There are now three nannies in Roger Federer's support staff, with the trio all understood to be here in south-west London with him. Federer, whose wife Mirka gave birth to twin boys Leo and Lenny last month, had already been employing two nannies to help with the care of their four-year-old twin daughters Myla Rose and Charlene Riva. And now he has hired a third (but not a fourth, so there isn't a nanny for each child).
Should Federer go through the draw at the All England Club, he would become the first man to win eight Wimbledon titles. For the moment he is tied with Pete Sampras on seven. Victory this fortnight would also make Federer the first father of four to win a grand slam title. The size of Federer's entourage is such that he has hired not one but two houses in Wimbledon Village.
One of the libertines?
Ernests Gulbis, a semi-finalist at the French Open this month, is the closest that modern men's tennis comes to a libertine with a racket. But Gulbis, whose father is one of the richest men in Latvia, has described suggestions that he blew his Paris prize-money at the blackjack tables as "bull****". "I'm a little bit crazy, but I'm not stupid," he said. Gulbis' denials are sometimes better than the original stories. I once asked Gulbis whether it was true that he travelled to tournaments in his father's private jet, to which he responded: "Yes, and I have a helicopter, a submarine and a spaceship."
Angry, grumpy, stroppy, moody, grouchy, shouty and stompy
As Andy Murray admits, he's been called "angry, grumpy, stroppy, moody, grouchy, shouty and stompy". That admission came on the pages of the Beano, with Murray guest-editing a special edition; he was recalling the times when his parents asked him to tidy his bedroom.
According to Murray's editor's letter, Dennis the Menace has dared the Wimbledon champion to break the rules at the All England Club: "Dennis reckons rules are there to be broken. He's dared me to wear red and black (against the rules) and a pair of frilly knickers on my head (not sure if there's definitely a rule against this, but I told them that there was)".

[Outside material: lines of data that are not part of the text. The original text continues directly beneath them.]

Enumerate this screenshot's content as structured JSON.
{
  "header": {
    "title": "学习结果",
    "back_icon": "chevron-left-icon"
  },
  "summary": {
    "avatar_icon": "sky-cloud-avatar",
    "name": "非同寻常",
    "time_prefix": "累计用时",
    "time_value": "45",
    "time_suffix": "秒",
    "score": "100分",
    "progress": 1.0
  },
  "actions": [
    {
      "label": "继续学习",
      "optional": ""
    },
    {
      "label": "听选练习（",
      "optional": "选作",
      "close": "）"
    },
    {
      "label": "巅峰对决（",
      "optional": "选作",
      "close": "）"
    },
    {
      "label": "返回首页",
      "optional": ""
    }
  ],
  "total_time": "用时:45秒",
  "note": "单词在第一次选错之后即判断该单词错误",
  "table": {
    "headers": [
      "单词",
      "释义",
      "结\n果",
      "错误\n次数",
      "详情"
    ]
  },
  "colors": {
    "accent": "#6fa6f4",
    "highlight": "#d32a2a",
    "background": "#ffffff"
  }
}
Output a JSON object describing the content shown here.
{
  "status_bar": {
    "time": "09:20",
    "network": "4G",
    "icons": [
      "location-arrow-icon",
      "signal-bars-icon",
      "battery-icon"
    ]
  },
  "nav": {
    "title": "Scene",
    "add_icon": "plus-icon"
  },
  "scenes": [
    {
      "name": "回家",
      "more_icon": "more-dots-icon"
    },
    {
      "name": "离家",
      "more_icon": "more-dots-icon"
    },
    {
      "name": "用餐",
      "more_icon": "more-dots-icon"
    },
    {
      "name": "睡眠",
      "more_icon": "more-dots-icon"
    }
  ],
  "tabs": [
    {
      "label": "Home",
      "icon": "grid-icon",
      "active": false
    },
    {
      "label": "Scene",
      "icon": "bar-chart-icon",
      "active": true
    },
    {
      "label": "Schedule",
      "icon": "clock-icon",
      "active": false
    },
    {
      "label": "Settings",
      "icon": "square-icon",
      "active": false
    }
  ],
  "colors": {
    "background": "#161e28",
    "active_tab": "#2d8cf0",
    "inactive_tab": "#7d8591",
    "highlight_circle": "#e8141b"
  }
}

Mark Hodgkinson is the author of Ivan Lendl: The Man Who Made Murray. He is writing daily for ESPN during Wimbledon